Guest Speaker Announced at Essentials for Excellence in Aerospace Manufacturing
| 9th November 2015
With airlines around the world ordering new aircraft and demanding technological innovation, the global aerospace industry is growing, especially in the BRIC countries, Brazil, Russia, India, and China,and suppliers must become more pioneering and flexible to keep up.
The industry faces some key challenges during the next decade and beyond. Suppliers must design and develop more complex parts and systems, with higher technology content, in shorter lead times, and at a competitive cost; as well as upgrade production capabilities to meet growing demands.
Aircraft manufacturer forecasts suggest that global demand for new aircraft in the next 20 years will reach nearly 40,000 units, an increase of over 20 per cent compared to the 1993 to 2013 period. Only around 15,000 of the new aircraft will replace existing planes; the rest will be needed for traffic growth.
Current large commercial aircraft programmes are meeting this demand, and existing programmes at Airbus and Boeing are expected to last until 2030. This ensures a strong market demand and a high throughput rate for the supply chain, evidence of this comes from the production rates for the A320 and the Boeing 737 that have exceeded 40 aircraft a month.
To address the challenges the tiered supply chain must adopt manufacturing excellence initiatives to support the ramp-up in production and to reduce direct and indirect costs via lean initiatives. These initiatives aim to smooth production flows through more automation, limiting workforce variations.
Suppliers that have implemented these kinds of initiatives have reached new levels of on-time delivery, nearing 96 to 97 per cent. Now, the challenge is for them to maintain this level while increasing volume as demand grows for original equipment and aftersales markets.
Securing the supply chain is a key priority as the aerospace industry face these new challenges. To ensure survival, suppliers need to take significant measures to manage growth and cope with accelerating production ramp-up, while integrating new technologies such as composites, electrification, and new generation engines. There is also a need to boost innovation capacities to support OEMs in their efforts to reduce fuel consumption by 50 per cent in the mid-term.
Aimed primarily at precision engineering companies involved with the production of aero structure components 'Essentials for Excellence in Aerospace Manufacturing' is a collaborative one-day conference that has been developed to address the challenges faced by manufacturers within the industry. Organised by CGTech and TTL, the conference will be held between 9.30am and 3.30pm at the Manufacturing Technology Centre (MTC), Coventry, on Thursday, 26th November 2015. Register here.
Illustrating an end-to-end programming and verification process the presentations by CGTech, Siemens PLM and TTL will highlight reducing the lead-time required for installing machine turnkeys by using virtual simulation to prove the technology; component optimisation with the efficient reprogramming of parts already in production to take advantage of the latest machine performance and capability, as well as reducing time with knowledge re-use.

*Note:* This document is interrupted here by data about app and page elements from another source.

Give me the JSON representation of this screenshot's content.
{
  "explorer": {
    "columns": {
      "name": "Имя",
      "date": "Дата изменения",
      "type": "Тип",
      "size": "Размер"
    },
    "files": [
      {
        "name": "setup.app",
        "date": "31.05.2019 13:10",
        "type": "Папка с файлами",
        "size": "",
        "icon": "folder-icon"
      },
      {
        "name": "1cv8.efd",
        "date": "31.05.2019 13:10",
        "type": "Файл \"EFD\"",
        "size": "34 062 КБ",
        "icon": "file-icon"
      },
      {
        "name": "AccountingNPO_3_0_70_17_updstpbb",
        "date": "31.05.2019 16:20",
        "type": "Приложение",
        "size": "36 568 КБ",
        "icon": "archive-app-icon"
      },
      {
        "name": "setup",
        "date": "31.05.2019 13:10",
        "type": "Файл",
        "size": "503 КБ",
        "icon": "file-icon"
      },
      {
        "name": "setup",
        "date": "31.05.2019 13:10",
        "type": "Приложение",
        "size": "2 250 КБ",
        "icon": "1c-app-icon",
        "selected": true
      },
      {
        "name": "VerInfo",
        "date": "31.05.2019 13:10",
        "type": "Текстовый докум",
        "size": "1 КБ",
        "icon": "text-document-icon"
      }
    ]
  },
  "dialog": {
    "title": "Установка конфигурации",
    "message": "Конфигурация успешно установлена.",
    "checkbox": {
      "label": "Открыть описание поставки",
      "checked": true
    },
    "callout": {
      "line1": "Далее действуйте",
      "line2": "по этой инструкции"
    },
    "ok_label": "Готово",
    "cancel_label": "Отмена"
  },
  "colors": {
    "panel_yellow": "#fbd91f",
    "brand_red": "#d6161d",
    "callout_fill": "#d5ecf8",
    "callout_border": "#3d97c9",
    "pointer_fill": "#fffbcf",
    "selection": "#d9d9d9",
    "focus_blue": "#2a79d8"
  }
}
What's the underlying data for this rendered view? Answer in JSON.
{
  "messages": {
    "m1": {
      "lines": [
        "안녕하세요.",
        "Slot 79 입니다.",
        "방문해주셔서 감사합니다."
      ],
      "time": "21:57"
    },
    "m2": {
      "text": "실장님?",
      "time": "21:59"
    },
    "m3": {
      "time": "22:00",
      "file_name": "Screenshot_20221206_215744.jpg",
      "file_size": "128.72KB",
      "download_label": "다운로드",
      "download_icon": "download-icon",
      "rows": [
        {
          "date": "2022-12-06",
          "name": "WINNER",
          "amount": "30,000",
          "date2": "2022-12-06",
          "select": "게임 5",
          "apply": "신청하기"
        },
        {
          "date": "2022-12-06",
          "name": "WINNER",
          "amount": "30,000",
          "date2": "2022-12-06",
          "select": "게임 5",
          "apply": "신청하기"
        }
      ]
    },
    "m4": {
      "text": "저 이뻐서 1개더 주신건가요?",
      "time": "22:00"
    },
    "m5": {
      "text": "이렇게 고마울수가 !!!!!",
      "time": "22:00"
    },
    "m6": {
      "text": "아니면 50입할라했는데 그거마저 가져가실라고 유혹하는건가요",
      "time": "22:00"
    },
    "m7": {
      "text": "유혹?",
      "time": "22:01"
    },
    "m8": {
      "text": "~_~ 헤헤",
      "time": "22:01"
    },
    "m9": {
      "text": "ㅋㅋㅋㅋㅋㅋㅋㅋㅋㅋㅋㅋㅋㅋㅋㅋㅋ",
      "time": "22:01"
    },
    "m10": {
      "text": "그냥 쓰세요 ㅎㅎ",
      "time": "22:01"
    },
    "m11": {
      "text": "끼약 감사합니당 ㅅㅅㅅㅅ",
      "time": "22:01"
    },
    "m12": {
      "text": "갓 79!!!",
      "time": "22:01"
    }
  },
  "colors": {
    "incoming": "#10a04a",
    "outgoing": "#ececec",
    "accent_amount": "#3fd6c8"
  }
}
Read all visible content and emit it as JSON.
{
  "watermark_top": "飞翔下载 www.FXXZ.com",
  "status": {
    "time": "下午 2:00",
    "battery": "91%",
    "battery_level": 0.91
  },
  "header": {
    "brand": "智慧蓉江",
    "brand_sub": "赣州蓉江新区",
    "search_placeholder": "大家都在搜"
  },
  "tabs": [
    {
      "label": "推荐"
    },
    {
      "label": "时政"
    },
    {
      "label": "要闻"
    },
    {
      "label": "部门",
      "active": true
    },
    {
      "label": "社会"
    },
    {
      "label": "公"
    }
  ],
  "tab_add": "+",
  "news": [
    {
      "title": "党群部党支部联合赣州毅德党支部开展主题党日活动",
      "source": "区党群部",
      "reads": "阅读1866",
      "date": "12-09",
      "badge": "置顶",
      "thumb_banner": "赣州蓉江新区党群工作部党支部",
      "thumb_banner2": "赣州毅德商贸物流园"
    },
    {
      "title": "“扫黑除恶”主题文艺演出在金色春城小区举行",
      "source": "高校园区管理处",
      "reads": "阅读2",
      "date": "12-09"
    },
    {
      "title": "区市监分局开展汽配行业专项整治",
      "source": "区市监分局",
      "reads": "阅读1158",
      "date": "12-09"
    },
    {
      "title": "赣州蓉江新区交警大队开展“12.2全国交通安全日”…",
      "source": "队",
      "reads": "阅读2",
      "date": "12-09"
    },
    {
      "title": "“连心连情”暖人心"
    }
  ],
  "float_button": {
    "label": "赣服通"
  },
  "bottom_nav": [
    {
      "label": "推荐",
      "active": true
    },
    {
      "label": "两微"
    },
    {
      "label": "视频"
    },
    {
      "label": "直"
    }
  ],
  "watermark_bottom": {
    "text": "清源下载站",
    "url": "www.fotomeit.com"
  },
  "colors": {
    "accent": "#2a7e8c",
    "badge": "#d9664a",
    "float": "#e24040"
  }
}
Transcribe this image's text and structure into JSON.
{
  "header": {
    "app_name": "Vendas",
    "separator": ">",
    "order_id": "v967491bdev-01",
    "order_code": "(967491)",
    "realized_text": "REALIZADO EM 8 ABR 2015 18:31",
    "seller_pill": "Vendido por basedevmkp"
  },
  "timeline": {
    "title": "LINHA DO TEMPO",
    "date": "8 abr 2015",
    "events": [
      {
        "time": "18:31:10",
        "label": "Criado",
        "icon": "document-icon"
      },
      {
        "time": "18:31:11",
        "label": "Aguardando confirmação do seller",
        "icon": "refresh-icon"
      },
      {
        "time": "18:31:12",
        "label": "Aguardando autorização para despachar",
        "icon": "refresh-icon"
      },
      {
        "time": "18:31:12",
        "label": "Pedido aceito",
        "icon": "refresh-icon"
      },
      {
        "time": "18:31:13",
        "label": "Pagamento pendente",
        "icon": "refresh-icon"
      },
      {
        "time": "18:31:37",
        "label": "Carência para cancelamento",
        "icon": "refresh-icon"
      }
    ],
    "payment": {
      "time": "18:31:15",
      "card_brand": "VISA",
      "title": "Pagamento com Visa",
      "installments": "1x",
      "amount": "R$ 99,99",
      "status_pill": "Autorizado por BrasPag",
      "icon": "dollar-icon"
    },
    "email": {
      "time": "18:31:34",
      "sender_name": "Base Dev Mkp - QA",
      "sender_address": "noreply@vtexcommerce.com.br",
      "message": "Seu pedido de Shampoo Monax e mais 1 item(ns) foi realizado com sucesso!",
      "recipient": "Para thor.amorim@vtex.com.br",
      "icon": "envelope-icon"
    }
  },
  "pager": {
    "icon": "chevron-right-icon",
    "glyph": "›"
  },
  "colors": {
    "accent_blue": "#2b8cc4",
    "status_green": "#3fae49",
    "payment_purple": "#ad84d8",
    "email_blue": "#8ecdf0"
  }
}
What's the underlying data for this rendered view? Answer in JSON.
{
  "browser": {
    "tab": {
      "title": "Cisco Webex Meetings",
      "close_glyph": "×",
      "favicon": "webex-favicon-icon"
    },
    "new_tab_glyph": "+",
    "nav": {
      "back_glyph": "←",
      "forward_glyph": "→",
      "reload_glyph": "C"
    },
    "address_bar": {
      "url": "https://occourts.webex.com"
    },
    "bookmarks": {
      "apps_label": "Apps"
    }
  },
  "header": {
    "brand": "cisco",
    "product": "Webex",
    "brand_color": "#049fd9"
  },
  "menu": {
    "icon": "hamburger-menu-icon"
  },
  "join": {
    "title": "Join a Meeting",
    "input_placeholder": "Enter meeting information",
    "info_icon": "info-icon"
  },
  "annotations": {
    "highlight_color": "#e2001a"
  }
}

Reinforcing the importance of this collaboration is guest speaker, Mark Heyman, MSc MIET, Chief of Manufacturing Engineering - CAM and Shop Floor Systems, Rolls-Royce. Giving an overview of Rolls-Royce's business and the company's manufacturing global footprint specific to CAM, Mark will highlight the use of NX CAM at Rolls-Royce, the VERICUT timeline and a real business case study looking at before and after the introduction of the VERICUT to Siemens NX interface.